The Napkin Defense

Dear Helena,
Every year, my mother-in-law gives me something I don’t want for Christmas. One year, it was a Swiffer. Last year, it was a set of linen napkins. She said, “I thought you guys are too grown-up to still be using paper serviettes.” Her tone implied that using paper napkins is like having unframed posters tacked to the walls and a bong on the coffee table. Is there something tacky about using paper napkins or (gasp!) squares of paper towel? Frankly, I feel table linens are a little old-fashioned.
—Sick of Passive-Aggressive Gifts

Dear Sick of Passive-Aggressive Gifts,
Cloth napkins may seem like a throwback to the Victorian era. But people used them all the time until the 1950s, according to Cindy Bowden, director of the Robert C. Williams Paper Museum in Atlanta. That was when the paper industry began using more recycled fiber. Because recycled cost less than virgin fiber, paper manufacturers could produce cheap, disposable products like napkins, she explains.

But there’s a very modern reason to use cloth napkins whenever possible: They’re ecofriendly.
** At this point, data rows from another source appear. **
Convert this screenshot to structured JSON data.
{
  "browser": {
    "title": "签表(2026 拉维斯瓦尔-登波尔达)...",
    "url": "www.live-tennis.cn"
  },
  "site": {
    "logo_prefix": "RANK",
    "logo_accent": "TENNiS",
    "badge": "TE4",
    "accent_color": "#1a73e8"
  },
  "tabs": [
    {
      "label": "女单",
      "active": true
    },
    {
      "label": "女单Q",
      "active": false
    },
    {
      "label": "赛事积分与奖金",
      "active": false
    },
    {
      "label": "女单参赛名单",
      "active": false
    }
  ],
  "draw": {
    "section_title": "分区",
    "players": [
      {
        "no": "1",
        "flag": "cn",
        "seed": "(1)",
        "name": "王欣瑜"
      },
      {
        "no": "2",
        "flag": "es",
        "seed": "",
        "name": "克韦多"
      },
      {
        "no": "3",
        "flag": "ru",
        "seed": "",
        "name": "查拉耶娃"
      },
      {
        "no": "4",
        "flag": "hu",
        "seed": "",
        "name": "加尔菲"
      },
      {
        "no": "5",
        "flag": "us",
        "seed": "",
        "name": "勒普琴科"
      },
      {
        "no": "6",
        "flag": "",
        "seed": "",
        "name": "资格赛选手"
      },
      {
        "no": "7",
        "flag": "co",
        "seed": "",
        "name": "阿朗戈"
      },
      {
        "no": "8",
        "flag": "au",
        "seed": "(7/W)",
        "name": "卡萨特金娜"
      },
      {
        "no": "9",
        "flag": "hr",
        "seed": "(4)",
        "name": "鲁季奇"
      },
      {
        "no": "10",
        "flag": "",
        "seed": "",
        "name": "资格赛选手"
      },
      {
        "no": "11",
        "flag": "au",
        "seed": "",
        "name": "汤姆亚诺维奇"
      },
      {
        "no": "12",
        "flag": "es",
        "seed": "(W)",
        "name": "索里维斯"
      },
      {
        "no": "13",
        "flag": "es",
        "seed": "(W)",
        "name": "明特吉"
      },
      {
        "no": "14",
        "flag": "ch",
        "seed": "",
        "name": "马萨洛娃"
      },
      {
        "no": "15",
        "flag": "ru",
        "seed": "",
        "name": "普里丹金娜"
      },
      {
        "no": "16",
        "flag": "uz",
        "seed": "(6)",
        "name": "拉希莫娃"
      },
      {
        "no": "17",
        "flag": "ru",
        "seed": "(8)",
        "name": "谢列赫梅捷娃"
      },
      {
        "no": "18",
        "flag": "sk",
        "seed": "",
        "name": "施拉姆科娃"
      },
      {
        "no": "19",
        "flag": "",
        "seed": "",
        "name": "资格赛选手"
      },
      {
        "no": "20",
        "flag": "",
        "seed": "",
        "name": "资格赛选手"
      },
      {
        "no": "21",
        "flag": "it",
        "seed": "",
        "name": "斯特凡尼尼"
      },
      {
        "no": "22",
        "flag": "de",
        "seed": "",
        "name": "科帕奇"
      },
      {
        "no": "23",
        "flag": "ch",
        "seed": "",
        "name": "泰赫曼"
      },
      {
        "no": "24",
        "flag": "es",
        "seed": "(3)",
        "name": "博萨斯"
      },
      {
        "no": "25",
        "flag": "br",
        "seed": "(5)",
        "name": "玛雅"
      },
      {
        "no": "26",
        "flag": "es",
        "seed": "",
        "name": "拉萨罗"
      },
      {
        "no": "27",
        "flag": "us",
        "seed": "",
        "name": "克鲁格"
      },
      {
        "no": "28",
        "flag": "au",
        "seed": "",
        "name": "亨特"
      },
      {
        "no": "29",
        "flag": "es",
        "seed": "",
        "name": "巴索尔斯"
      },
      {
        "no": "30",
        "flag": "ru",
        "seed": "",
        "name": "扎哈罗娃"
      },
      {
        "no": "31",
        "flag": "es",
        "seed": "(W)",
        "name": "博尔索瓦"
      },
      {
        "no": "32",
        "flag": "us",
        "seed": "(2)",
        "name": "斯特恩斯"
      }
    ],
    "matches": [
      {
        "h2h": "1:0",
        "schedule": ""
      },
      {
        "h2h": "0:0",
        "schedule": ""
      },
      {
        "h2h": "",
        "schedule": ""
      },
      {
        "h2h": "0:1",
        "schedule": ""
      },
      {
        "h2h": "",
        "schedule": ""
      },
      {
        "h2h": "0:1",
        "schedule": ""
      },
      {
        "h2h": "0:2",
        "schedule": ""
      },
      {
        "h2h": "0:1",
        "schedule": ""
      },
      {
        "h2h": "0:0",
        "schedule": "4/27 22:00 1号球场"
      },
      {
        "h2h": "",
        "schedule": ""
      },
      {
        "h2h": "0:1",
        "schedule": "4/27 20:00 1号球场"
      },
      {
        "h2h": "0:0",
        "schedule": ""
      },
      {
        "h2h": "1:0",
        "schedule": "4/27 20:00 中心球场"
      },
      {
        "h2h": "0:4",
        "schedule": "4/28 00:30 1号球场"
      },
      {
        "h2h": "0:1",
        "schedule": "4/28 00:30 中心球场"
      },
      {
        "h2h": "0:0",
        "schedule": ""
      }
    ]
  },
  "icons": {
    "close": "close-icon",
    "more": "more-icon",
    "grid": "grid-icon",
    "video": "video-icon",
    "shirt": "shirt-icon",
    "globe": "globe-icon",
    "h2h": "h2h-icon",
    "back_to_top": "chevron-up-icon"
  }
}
Even recycled paper napkins (or paper towels) consume energy and resources in their manufacturing, packaging, and shipping. As Crissy Trask, author of It’s Easy Being Green, says: “Any time you can reuse something, it’s better than the disposable version.”

If you’re really scrupulous, buying mismatched, secondhand cloth napkins is the way to go. Trask recommends thrift stores, or you could try eBay. “Then you keep those napkins out of the landfill,” she says. If the thought of using a stranger’s napkin grosses you out, then the greenest option is a napkin made of “linen or hemp or organic cotton—some natural, sustainable fabric,” Trask says.

Washing cloth napkins does require energy, but there’s no need to do an extra load. Linens are so lightweight, they can go in with the regular laundry. In decades past when people regularly used linen napkins, it wasn’t considered uncouth to go several days before washing them. A different ring often was used to distinguish each person’s napkin when it was stored. This is still a good practice.

“It’s perfectly fine and healthy,” opines Trask. “Napkins don’t get oversoiled in an evening, unless you’re eating pizza or finger food.”

It’s not like wearing your underwear several days in a row. It’s more like sleeping in the same sheets. Your guests, naturally, will always get fresh napkins. But if your family members reuse theirs, no one else needs to know.

CHOW’s Table Manners column appears every Wednesday. Have a Table Manners question? Email Helena. You can also follow her on Twitter and fan her Table Manners column on Facebook.